§ Your objective: Each record should be given back exactly, with none missing.
* * * * * * * * *
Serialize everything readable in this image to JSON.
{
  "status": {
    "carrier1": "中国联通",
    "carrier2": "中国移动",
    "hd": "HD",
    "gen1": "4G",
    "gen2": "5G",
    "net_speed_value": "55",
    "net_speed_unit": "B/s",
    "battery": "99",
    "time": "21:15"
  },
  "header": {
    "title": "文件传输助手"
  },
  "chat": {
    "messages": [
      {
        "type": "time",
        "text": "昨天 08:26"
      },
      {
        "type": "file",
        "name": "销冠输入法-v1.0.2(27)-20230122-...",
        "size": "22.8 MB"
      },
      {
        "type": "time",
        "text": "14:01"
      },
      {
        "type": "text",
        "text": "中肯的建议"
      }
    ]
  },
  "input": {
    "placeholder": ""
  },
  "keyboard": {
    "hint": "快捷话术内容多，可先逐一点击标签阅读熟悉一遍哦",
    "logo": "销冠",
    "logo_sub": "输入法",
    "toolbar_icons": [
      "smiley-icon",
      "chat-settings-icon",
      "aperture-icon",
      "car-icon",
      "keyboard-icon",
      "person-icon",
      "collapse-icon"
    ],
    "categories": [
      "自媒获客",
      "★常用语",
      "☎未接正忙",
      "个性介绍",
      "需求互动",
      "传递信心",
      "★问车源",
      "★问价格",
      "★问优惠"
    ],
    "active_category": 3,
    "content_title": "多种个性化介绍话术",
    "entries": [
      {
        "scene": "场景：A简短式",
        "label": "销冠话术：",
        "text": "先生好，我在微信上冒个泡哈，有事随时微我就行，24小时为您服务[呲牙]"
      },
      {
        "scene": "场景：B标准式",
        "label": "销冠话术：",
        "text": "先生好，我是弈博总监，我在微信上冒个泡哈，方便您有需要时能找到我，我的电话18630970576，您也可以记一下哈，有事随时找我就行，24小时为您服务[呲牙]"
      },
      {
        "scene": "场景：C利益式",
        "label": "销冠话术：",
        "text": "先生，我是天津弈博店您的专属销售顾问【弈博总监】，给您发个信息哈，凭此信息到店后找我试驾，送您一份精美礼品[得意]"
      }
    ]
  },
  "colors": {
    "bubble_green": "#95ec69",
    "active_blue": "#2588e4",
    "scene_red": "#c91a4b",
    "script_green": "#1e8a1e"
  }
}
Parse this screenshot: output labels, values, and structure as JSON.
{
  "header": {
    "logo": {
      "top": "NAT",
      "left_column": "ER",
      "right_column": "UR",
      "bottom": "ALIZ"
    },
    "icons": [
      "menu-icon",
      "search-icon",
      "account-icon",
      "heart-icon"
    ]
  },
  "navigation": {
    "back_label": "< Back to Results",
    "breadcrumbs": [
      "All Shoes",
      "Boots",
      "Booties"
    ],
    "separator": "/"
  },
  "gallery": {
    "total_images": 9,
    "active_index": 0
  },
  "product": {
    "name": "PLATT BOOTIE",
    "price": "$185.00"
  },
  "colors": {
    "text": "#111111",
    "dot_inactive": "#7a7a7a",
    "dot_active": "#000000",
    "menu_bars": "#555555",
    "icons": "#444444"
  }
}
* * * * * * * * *
§ Problem solution:
Serialize everything readable in this image to JSON.
{
  "status": {
    "carrier1": "中国联通",
    "carrier2": "中国移动",
    "hd": "HD",
    "gen1": "4G",
    "gen2": "5G",
    "net_speed_value": "55",
    "net_speed_unit": "B/s",
    "battery": "99",
    "time": "21:15"
  },
  "header": {
    "title": "文件传输助手"
  },
  "chat": {
    "messages": [
      {
        "type": "time",
        "text": "昨天 08:26"
      },
      {
        "type": "file",
        "name": "销冠输入法-v1.0.2(27)-20230122-...",
        "size": "22.8 MB"
      },
      {
        "type": "time",
        "text": "14:01"
      },
      {
        "type": "text",
        "text": "中肯的建议"
      }
    ]
  },
  "input": {
    "placeholder": ""
  },
  "keyboard": {
    "hint": "快捷话术内容多，可先逐一点击标签阅读熟悉一遍哦",
    "logo": "销冠",
    "logo_sub": "输入法",
    "toolbar_icons": [
      "smiley-icon",
      "chat-settings-icon",
      "aperture-icon",
      "car-icon",
      "keyboard-icon",
      "person-icon",
      "collapse-icon"
    ],
    "categories": [
      "自媒获客",
      "★常用语",
      "☎未接正忙",
      "个性介绍",
      "需求互动",
      "传递信心",
      "★问车源",
      "★问价格",
      "★问优惠"
    ],
    "active_category": 3,
    "content_title": "多种个性化介绍话术",
    "entries": [
      {
        "scene": "场景：A简短式",
        "label": "销冠话术：",
        "text": "先生好，我在微信上冒个泡哈，有事随时微我就行，24小时为您服务[呲牙]"
      },
      {
        "scene": "场景：B标准式",
        "label": "销冠话术：",
        "text": "先生好，我是弈博总监，我在微信上冒个泡哈，方便您有需要时能找到我，我的电话18630970576，您也可以记一下哈，有事随时找我就行，24小时为您服务[呲牙]"
      },
      {
        "scene": "场景：C利益式",
        "label": "销冠话术：",
        "text": "先生，我是天津弈博店您的专属销售顾问【弈博总监】，给您发个信息哈，凭此信息到店后找我试驾，送您一份精美礼品[得意]"
      }
    ]
  },
  "colors": {
    "bubble_green": "#95ec69",
    "active_blue": "#2588e4",
    "scene_red": "#c91a4b",
    "script_green": "#1e8a1e"
  }
}
Parse this screenshot: output labels, values, and structure as JSON.
{
  "header": {
    "logo": {
      "top": "NAT",
      "left_column": "ER",
      "right_column": "UR",
      "bottom": "ALIZ"
    },
    "icons": [
      "menu-icon",
      "search-icon",
      "account-icon",
      "heart-icon"
    ]
  },
  "navigation": {
    "back_label": "< Back to Results",
    "breadcrumbs": [
      "All Shoes",
      "Boots",
      "Booties"
    ],
    "separator": "/"
  },
  "gallery": {
    "total_images": 9,
    "active_index": 0
  },
  "product": {
    "name": "PLATT BOOTIE",
    "price": "$185.00"
  },
  "colors": {
    "text": "#111111",
    "dot_inactive": "#7a7a7a",
    "dot_active": "#000000",
    "menu_bars": "#555555",
    "icons": "#444444"
  }
}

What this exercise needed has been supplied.